    • calciferboheme

      While it was used on coins since the 1800s, that’s 100% why it became the official motto. It’s also why “Under God” is in the pledge of allegiance.

      • Dan

        Absolutely not. While it has appeared on coins since the 1860s, that is hardly the reason why the national motto all of a sudden became “In God We Trust” 190 years later and why “under God” was added to the Pledge of Allegiance at the same time. You’re gonna have to try harder than that.

        Even if that was the reason why, it’s still an example of government establishing a preference for religion when it is not supposed to be AT ALL. I much prefer “E Pluribus Unum” as our national and ONLY motto.

        • calciferboheme

          I like E Pluribus Unum better as well.

          and the red scare is why all of that happened. That’s not really in dispute. In the 50s they went against the communists any way they could. One of the big ones was to grab religion to fight the godless people on the other side.

          I’m not saying it was right, it obviously wasn’t.But it’s still what happened.

  • William Valenti

    No man’s god owns the Golden Rule. I am beyond weary of religious peacocks strutting about shouting their prayers for all to hear, and seeking to impose their magical thinking in the public square. Freedom from religion is no less important than freedom of religion.

  • Ronald Ventola

    “Say what you will about the sweet miracle of unquestioning faith, I consider a capacity for it terrifying and absolutely vile.” ― Kurt Vonnegut

    • turnerdog56

      Right on.

  • XaurreauX Pont DeLac

    Secularism is for grownups.

  • Dennis

    I wonder how confortable Robín Frazier world be if a Muslím, Jewish, Hindú or atheist proclamation were read.

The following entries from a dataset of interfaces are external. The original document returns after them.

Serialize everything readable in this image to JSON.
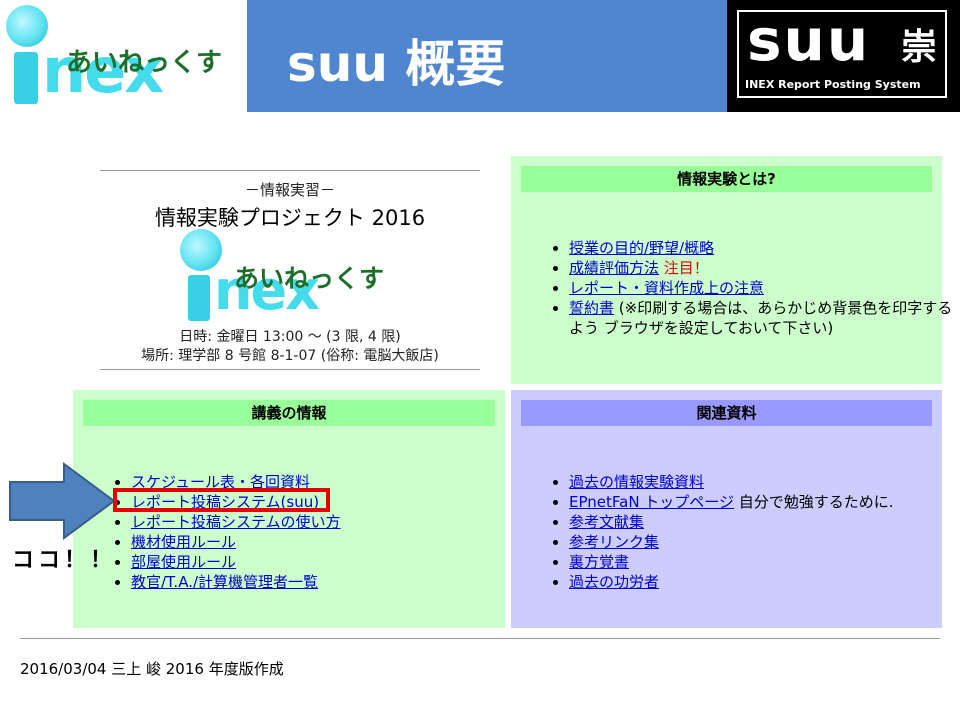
{
  "header": {
    "logo_jp": "あいねっくす",
    "logo_nex": "nex",
    "title": "suu 概要",
    "suu_word": "suu",
    "suu_kanji": "崇",
    "suu_sub": "INEX Report Posting System"
  },
  "intro": {
    "subtitle": "－情報実習－",
    "title": "情報実験プロジェクト 2016",
    "logo_jp": "あいねっくす",
    "logo_nex": "nex",
    "schedule": "日時: 金曜日 13:00 ～ (3 限, 4 限)",
    "place": "場所: 理学部 8 号館 8-1-07 (俗称: 電脳大飯店)"
  },
  "about": {
    "heading": "情報実験とは?",
    "items": [
      {
        "link": "授業の目的/野望/概略",
        "note": "",
        "alert": ""
      },
      {
        "link": "成績評価方法",
        "note": "",
        "alert": "注目！"
      },
      {
        "link": "レポート・資料作成上の注意",
        "note": "",
        "alert": ""
      },
      {
        "link": "誓約書",
        "note": "(※印刷する場合は、あらかじめ背景色を印字するよう ブラウザを設定しておいて下さい)",
        "alert": ""
      }
    ]
  },
  "lecture": {
    "heading": "講義の情報",
    "items": [
      {
        "link": "スケジュール表・各回資料"
      },
      {
        "link": "レポート投稿システム(suu)"
      },
      {
        "link": "レポート投稿システムの使い方"
      },
      {
        "link": "機材使用ルール"
      },
      {
        "link": "部屋使用ルール"
      },
      {
        "link": "教官/T.A./計算機管理者一覧"
      }
    ]
  },
  "related": {
    "heading": "関連資料",
    "items": [
      {
        "link": "過去の情報実験資料",
        "note": ""
      },
      {
        "link": "EPnetFaN トップページ",
        "note": "自分で勉強するために."
      },
      {
        "link": "参考文献集",
        "note": ""
      },
      {
        "link": "参考リンク集",
        "note": ""
      },
      {
        "link": "裏方覚書",
        "note": ""
      },
      {
        "link": "過去の功労者",
        "note": ""
      }
    ]
  },
  "annotation": {
    "callout": "ココ！！",
    "arrow_color": "#4f81bd",
    "highlight_color": "#e60000"
  },
  "footer": {
    "text": "2016/03/04 三上 峻 2016 年度版作成"
  },
  "colors": {
    "title_band": "#4f86cf",
    "panel_green": "#ccffcc",
    "panel_green_header": "#99ff99",
    "panel_purple": "#ccccff",
    "panel_purple_header": "#9999ff",
    "link": "#0000cc"
  }
}
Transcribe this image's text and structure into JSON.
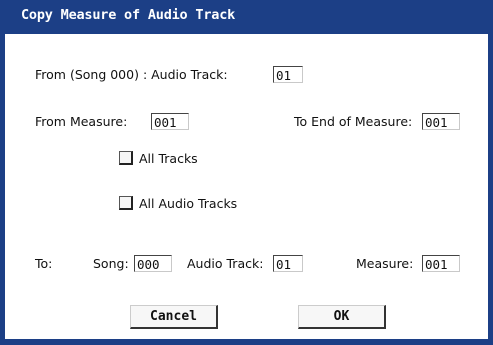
{
  "dialog": {
    "title": "Copy Measure of Audio Track",
    "colors": {
      "frame": "#1c3f86",
      "background": "#ffffff"
    }
  },
  "from": {
    "song_label": "From (Song 000) : Audio Track:",
    "audio_track_value": "01",
    "measure_label": "From Measure:",
    "measure_value": "001",
    "end_measure_label": "To End of Measure:",
    "end_measure_value": "001"
  },
  "options": {
    "all_tracks_label": "All Tracks",
    "all_tracks_checked": false,
    "all_audio_tracks_label": "All Audio Tracks",
    "all_audio_tracks_checked": false
  },
  "to": {
    "label": "To:",
    "song_label": "Song:",
    "song_value": "000",
    "audio_track_label": "Audio Track:",
    "audio_track_value": "01",
    "measure_label": "Measure:",
    "measure_value": "001"
  },
  "buttons": {
    "cancel_label": "Cancel",
    "ok_label": "OK"
  }
}
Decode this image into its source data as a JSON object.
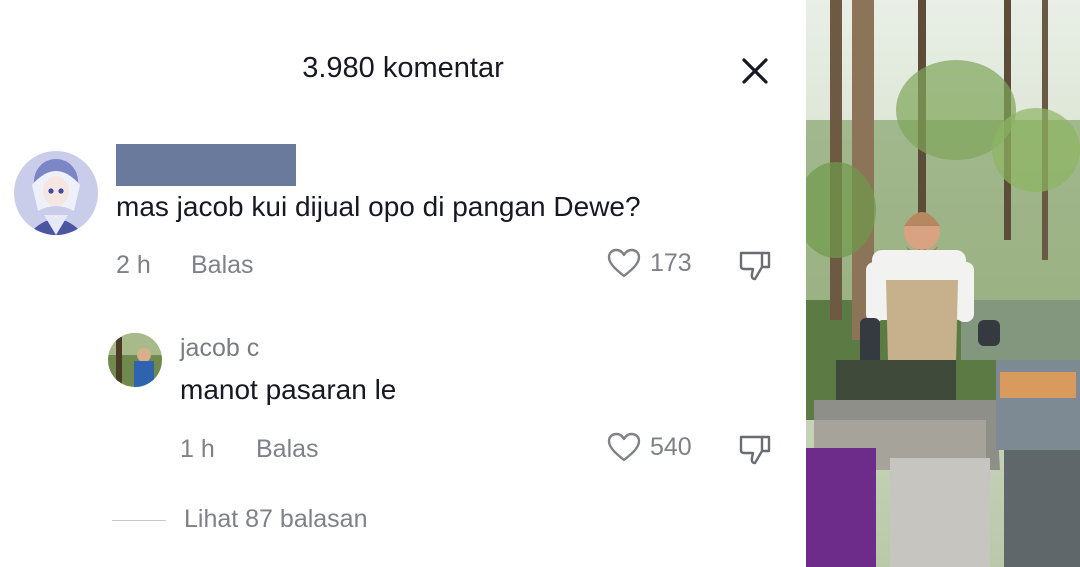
{
  "header": {
    "title": "3.980 komentar",
    "close_icon": "close-icon"
  },
  "comment": {
    "text": "mas jacob kui dijual opo di pangan Dewe?",
    "time": "2 h",
    "reply_label": "Balas",
    "likes": "173"
  },
  "reply": {
    "username": "jacob c",
    "text": "manot pasaran le",
    "time": "1 h",
    "reply_label": "Balas",
    "likes": "540"
  },
  "view_replies": "Lihat 87 balasan",
  "colors": {
    "text": "#161823",
    "secondary": "#7f8188",
    "redaction": "#6a7a9c"
  }
}
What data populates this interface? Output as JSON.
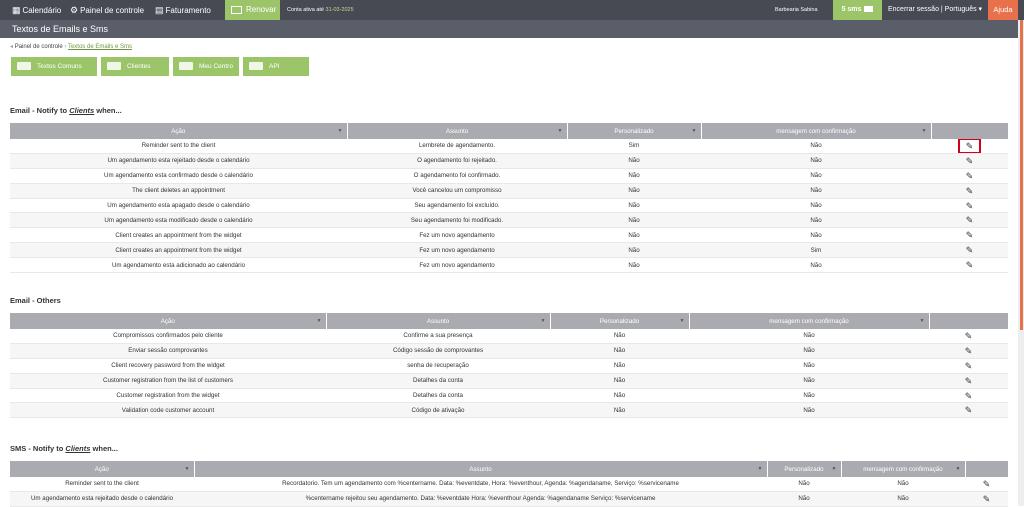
{
  "topbar": {
    "calendar": "Calendário",
    "control_panel": "Painel de controle",
    "billing": "Faturamento",
    "renew": "Renovar",
    "account_active_prefix": "Conta ativa até",
    "account_active_date": "31-03-2025",
    "shop_name": "Barbearia Sabina",
    "sms_count": "5 sms",
    "session": "Encerrar sessão | Português",
    "help": "Ajuda"
  },
  "page_title": "Textos de Emails e Sms",
  "breadcrumb": {
    "root": "Painel de controle",
    "current": "Textos de Emails e Sms"
  },
  "quick_buttons": [
    "Textos Comuns",
    "Clientes",
    "Meu Centro",
    "API"
  ],
  "sections": {
    "email_clients": {
      "title_prefix": "Email - Notify to",
      "title_em": "Clients",
      "title_suffix": "when..."
    },
    "email_others": {
      "title": "Email - Others"
    },
    "sms_clients": {
      "title_prefix": "SMS - Notify to",
      "title_em": "Clients",
      "title_suffix": "when..."
    }
  },
  "columns": {
    "action": "Ação",
    "subject": "Assunto",
    "custom": "Personalizado",
    "confirm": "mensagem com confirmação"
  },
  "email_clients_rows": [
    [
      "Reminder sent to the client",
      "Lembrete de agendamento.",
      "Sim",
      "Não"
    ],
    [
      "Um agendamento esta rejeitado desde o calendário",
      "O agendamento foi rejeitado.",
      "Não",
      "Não"
    ],
    [
      "Um agendamento esta confirmado desde o calendário",
      "O agendamento foi confirmado.",
      "Não",
      "Não"
    ],
    [
      "The client deletes an appointment",
      "Você cancelou um compromisso",
      "Não",
      "Não"
    ],
    [
      "Um agendamento esta apagado desde o calendário",
      "Seu agendamento foi excluído.",
      "Não",
      "Não"
    ],
    [
      "Um agendamento esta modificado desde o calendário",
      "Seu agendamento foi modificado.",
      "Não",
      "Não"
    ],
    [
      "Client creates an appointment from the widget",
      "Fez um novo agendamento",
      "Não",
      "Não"
    ],
    [
      "Client creates an appointment from the widget",
      "Fez um novo agendamento",
      "Não",
      "Sim"
    ],
    [
      "Um agendamento esta adicionado ao calendário",
      "Fez um novo agendamento",
      "Não",
      "Não"
    ]
  ],
  "email_others_rows": [
    [
      "Compromissos confirmados pelo cliente",
      "Confirme a sua presença",
      "Não",
      "Não"
    ],
    [
      "Enviar sessão comprovantes",
      "Código sessão de comprovantes",
      "Não",
      "Não"
    ],
    [
      "Client recovery password from the widget",
      "senha de recuperação",
      "Não",
      "Não"
    ],
    [
      "Customer registration from the list of customers",
      "Detalhes da conta",
      "Não",
      "Não"
    ],
    [
      "Customer registration from the widget",
      "Detalhes da conta",
      "Não",
      "Não"
    ],
    [
      "Validation code customer account",
      "Código de ativação",
      "Não",
      "Não"
    ]
  ],
  "sms_clients_rows": [
    [
      "Reminder sent to the client",
      "Recordatorio. Tem um agendamento com %centername. Data: %eventdate, Hora: %eventhour, Agenda: %agendaname, Serviço: %servicename",
      "Não",
      "Não"
    ],
    [
      "Um agendamento esta rejeitado desde o calendário",
      "%centername rejeitou seu agendamento. Data: %eventdate Hora: %eventhour Agenda: %agendaname Serviço: %servicename",
      "Não",
      "Não"
    ]
  ],
  "colors": {
    "topbar": "#474a53",
    "accent_green": "#9cc56a",
    "help_orange": "#e8704a",
    "highlight_red": "#d0021b"
  }
}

Is America still filled with such immature people who believe that they must defend their deity?

  • RM

    and here is a fun cartoon to lighten up the talk in the room!

  • kanawah

    Agree 100% with the whole article.
    Washington, along with most of the other founders was not a christian or even religious person.
    If you research the writings of the founders, particularly Jefferson and Adams, it indicates they were deist or atheist, but definitely not christian.

  • Jim Stovall

    It is a great irony that she who would say, “Thine Unworthy Servant” would boast like hell when running for office!

  • James Lehman

    As an imperfect human, I will accept help from any source, be it supernatural or otherwise. Pray to whatever God or pasterfarian being you please, not a problem.